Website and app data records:

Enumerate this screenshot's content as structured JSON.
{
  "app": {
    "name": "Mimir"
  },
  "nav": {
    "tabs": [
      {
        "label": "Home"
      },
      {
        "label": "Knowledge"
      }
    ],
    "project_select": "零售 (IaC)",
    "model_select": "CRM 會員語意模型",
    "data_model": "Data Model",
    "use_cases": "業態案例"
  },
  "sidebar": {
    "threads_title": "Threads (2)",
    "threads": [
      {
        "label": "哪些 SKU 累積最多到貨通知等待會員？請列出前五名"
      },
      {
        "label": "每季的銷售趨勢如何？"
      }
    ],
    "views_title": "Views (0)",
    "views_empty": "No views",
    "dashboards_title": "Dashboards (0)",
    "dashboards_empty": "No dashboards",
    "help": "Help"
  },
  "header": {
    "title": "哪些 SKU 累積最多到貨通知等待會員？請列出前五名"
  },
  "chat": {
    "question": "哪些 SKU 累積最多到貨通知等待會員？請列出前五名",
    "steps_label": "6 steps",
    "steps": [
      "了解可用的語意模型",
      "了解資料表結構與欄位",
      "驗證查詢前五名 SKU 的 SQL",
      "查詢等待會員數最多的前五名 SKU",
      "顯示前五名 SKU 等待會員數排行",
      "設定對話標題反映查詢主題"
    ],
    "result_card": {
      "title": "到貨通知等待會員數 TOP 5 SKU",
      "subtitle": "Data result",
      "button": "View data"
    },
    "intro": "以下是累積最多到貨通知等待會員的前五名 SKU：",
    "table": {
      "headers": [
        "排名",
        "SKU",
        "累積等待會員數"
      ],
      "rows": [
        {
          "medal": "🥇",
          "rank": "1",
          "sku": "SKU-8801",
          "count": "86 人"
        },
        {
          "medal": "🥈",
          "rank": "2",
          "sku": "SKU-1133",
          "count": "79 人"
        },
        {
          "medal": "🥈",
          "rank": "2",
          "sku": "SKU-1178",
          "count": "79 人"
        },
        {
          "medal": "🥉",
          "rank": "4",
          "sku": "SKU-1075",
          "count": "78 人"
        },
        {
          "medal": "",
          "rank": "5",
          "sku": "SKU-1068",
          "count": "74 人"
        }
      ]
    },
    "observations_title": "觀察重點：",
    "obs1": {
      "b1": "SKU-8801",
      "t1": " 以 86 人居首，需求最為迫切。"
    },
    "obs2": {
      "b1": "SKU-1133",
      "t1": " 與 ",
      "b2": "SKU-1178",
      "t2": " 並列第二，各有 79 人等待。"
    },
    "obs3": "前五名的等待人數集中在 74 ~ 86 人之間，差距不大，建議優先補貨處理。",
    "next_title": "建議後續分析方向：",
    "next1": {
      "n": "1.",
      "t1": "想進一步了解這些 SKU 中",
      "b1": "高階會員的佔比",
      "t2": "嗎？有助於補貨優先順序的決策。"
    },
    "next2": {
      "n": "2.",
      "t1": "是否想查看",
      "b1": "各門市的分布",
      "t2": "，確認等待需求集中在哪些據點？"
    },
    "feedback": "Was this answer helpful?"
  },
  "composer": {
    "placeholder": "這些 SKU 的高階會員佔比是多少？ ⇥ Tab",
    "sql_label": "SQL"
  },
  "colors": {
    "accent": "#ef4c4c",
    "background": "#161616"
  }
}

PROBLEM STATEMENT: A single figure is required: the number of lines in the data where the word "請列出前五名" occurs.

REPLY TO THE TASK: 3